Poets from across Scotland will converge on Stonehaven on Friday and Saturday for what is billed as the country’s “most democratic poetry festival”.
“The Wee Gaitherin” will build on the popularity of last summer’s inaugural event, which was the first post-lockdown poetry festival in Scotland.
The festival on July 29 & 30 will draw in more than 60 poets from across the country, and beyond, to give readings in English, Scots and Gaelic.
It will also include readings of poetry written by Mackie Academy students during workshops hosted by visiting poets Charlie Gracie and Hugh McMillan. Those poems are currently on display in a Wee Gaitherin exhibition at Stonehaven Library.
The festival format includes indoor and outdoor readings, plus music ranging from folk, jazz, rock to an award-winning soprano. The hub for events will be Stonehaven Bowling Club, with free workshops taking place the town’s library, and a big outdoor event at the Tolbooth Courtyard.
The line-up features renowned poets such as Hugh McMillan from Dumfries and Galloway, Sharon Black who is now based in France, Scots and Doric champions Sheena Blackhall, Jo Gilbert and Lesley Benzie, and Gaelic writers such as Ceitidh Campbell and Marcas Mac an Tuairneir. Special guests will include visiting poets from Ireland Jessamine O’Connor and satirist Kevin Higgins, who has been hailed as Ireland’s most widely read living poet.
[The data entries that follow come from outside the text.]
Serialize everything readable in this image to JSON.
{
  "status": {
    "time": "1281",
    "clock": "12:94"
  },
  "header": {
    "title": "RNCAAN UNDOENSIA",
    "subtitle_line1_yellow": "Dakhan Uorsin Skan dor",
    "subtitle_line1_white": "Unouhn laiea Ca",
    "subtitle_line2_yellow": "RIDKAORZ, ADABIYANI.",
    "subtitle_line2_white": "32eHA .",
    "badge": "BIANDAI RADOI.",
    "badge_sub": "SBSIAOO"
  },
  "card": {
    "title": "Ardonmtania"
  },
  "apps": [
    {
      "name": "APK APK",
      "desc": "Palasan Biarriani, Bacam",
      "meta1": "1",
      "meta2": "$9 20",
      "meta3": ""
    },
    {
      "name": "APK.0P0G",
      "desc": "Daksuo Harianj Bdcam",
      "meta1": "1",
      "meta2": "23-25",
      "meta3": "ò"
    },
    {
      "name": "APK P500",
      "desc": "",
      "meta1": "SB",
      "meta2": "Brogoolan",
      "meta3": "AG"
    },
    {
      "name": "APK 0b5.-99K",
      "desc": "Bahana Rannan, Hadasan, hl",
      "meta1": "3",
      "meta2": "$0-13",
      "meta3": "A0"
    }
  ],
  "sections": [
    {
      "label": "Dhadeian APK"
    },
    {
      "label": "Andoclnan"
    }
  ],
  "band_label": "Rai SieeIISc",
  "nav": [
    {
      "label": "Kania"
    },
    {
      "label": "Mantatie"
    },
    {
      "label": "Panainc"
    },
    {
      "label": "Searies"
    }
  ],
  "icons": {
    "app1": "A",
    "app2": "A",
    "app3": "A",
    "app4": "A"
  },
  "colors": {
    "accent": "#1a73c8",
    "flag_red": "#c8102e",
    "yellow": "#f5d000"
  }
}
Other well-kent faces taking part include Stirling and Caithness makar and George Gunn, alongside writers’ groups ranging from the Blue Salt Collective, Aberdeen’s Lemon Tree Writers, and Mearns Writers.
The festival will also include book launches and a books fair featuring publishers Drunk Muse Press, The Poets’ Republic, Rymour Books, Red Squirrel, Dreich and Seahorse Publications.
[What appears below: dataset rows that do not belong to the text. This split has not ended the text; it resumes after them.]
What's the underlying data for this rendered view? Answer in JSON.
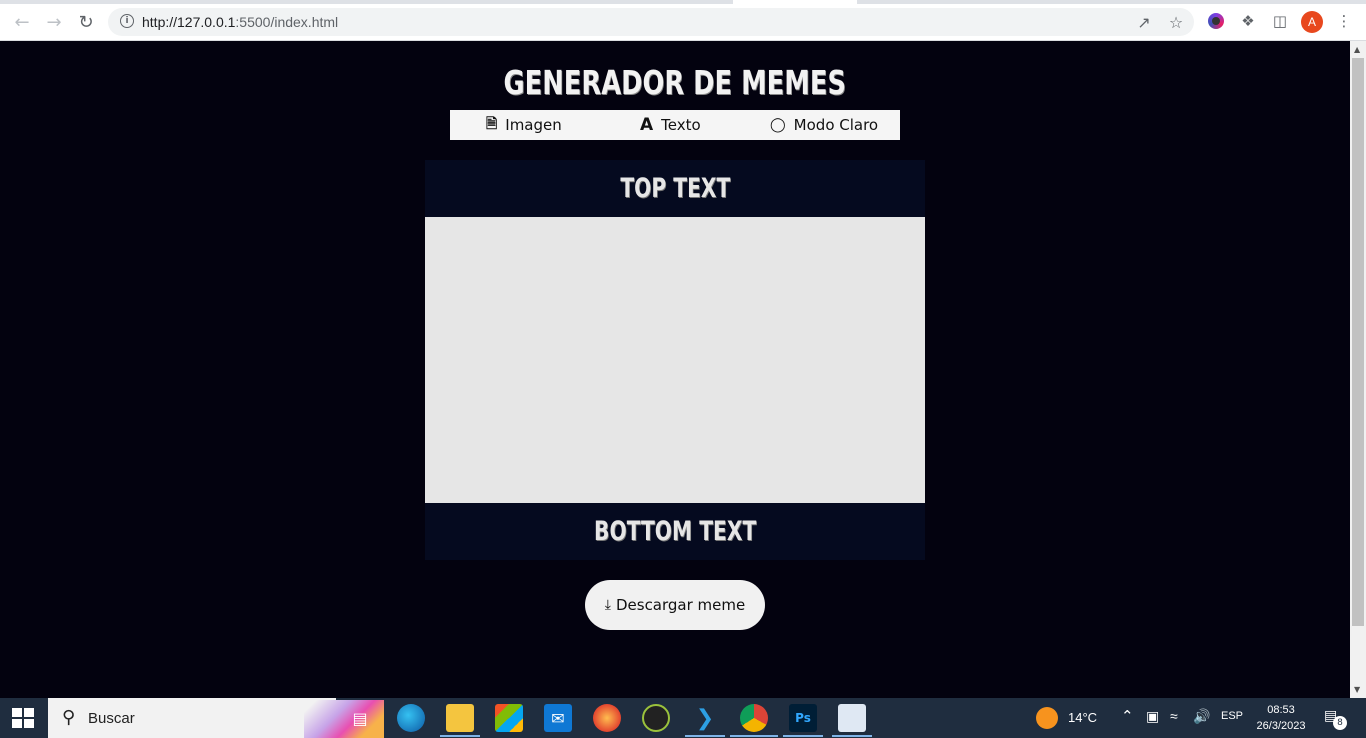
{
  "browser": {
    "url_host": "http://127.0.0.1",
    "url_path": ":5500/index.html",
    "profile_initial": "A",
    "icons": {
      "back": "back-arrow-icon",
      "forward": "forward-arrow-icon",
      "reload": "reload-icon",
      "info": "info-icon",
      "share": "share-icon",
      "bookmark": "star-icon",
      "extension": "extension-icon",
      "puzzle": "puzzle-icon",
      "side_panel": "side-panel-icon",
      "menu": "kebab-menu-icon"
    }
  },
  "page": {
    "title": "GENERADOR DE MEMES",
    "menu": [
      {
        "icon": "file-image-icon",
        "label": "Imagen"
      },
      {
        "icon": "text-font-icon",
        "label": "Texto"
      },
      {
        "icon": "lightbulb-icon",
        "label": "Modo Claro"
      }
    ],
    "meme": {
      "top_text": "TOP TEXT",
      "bottom_text": "BOTTOM TEXT"
    },
    "download_label": "Descargar meme",
    "colors": {
      "background": "#03020f",
      "text_box": "#050a1f",
      "image_placeholder": "#e6e6e6"
    }
  },
  "taskbar": {
    "search_placeholder": "Buscar",
    "apps": [
      "task-view-icon",
      "edge-icon",
      "file-explorer-icon",
      "microsoft-store-icon",
      "mail-icon",
      "firefox-icon",
      "inkscape-icon",
      "vscode-icon",
      "chrome-icon",
      "photoshop-icon",
      "paint-icon"
    ],
    "weather": "14°C",
    "language": "ESP",
    "time": "08:53",
    "date": "26/3/2023",
    "notifications": "8"
  }
}
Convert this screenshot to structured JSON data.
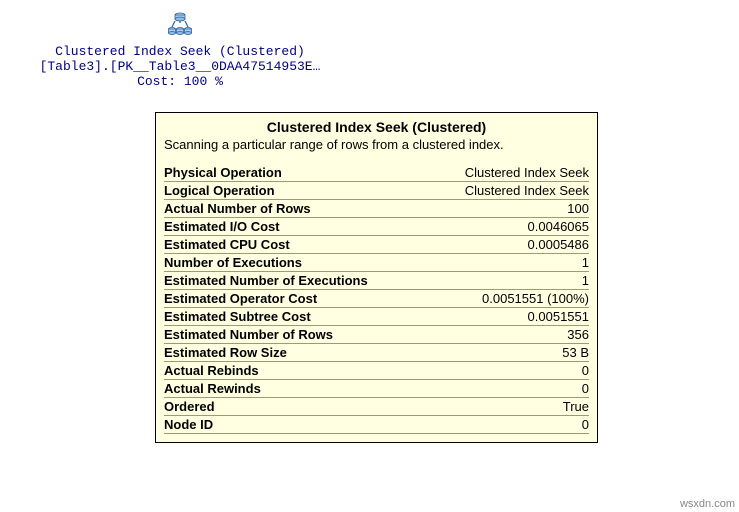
{
  "plan_node": {
    "icon_name": "clustered-index-seek-icon",
    "line1": "Clustered Index Seek (Clustered)",
    "line2": "[Table3].[PK__Table3__0DAA47514953E…",
    "line3": "Cost: 100 %"
  },
  "tooltip": {
    "title": "Clustered Index Seek (Clustered)",
    "description": "Scanning a particular range of rows from a clustered index.",
    "rows": [
      {
        "label": "Physical Operation",
        "value": "Clustered Index Seek"
      },
      {
        "label": "Logical Operation",
        "value": "Clustered Index Seek"
      },
      {
        "label": "Actual Number of Rows",
        "value": "100"
      },
      {
        "label": "Estimated I/O Cost",
        "value": "0.0046065"
      },
      {
        "label": "Estimated CPU Cost",
        "value": "0.0005486"
      },
      {
        "label": "Number of Executions",
        "value": "1"
      },
      {
        "label": "Estimated Number of Executions",
        "value": "1"
      },
      {
        "label": "Estimated Operator Cost",
        "value": "0.0051551 (100%)"
      },
      {
        "label": "Estimated Subtree Cost",
        "value": "0.0051551"
      },
      {
        "label": "Estimated Number of Rows",
        "value": "356"
      },
      {
        "label": "Estimated Row Size",
        "value": "53 B"
      },
      {
        "label": "Actual Rebinds",
        "value": "0"
      },
      {
        "label": "Actual Rewinds",
        "value": "0"
      },
      {
        "label": "Ordered",
        "value": "True"
      },
      {
        "label": "Node ID",
        "value": "0"
      }
    ]
  },
  "watermark": "wsxdn.com"
}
‘turn up, tune in, take part’ in free event
The organisers stress the unique inclusiveness of the festival among poetry events in Scotland.
Stonehaven-based poet and publisher Neil Young, one of the festival directors, said: “Most poetry festivals have a fairly prescriptive format in that they cherry-pick and book the poets, but we have thrown open an invitation for any poets to take part.
“We emphasise that all poets, from the renowned to the unknown, beginners to old-timers, take part on an equal footing. Our motto is ‘turn up, tune in, take part’ as we want to include as wide a range of people as possible, and are especially keen to offer a forum to young or burgeoning poets.
“The festival is also exceptional in that it is entirely free to attend – we do not charge at the door. We’d like to see as many people from the town at the bowling club – just turn up and soak up the entertainment, come and go as you please.”
The Wee Gaitherin has been generously supported with a grant from the Hugh Fraser Foundation, as well as by a crowdfunder. All the funds go towards the basic costs of the festival and visiting poets’ expenses.
Neil said: “No-one’s making any money out of this, and poets do tend to be the arts world’s poor relations, with an excess of good will. They’ll travel almost anywhere to read aloud, but we would like to help towards people’s basic expenses of travelling here by car, bus and train and staying in hotels and B&Bs.
“The festival is run on a shoestring, but we think we can do a lot with just a little, and continue to build the festival as an outstanding annual event for Stonehaven and for Scottish culture more generally.”
For more information, please see The Wee Gaitherin page at poetsrepublic.online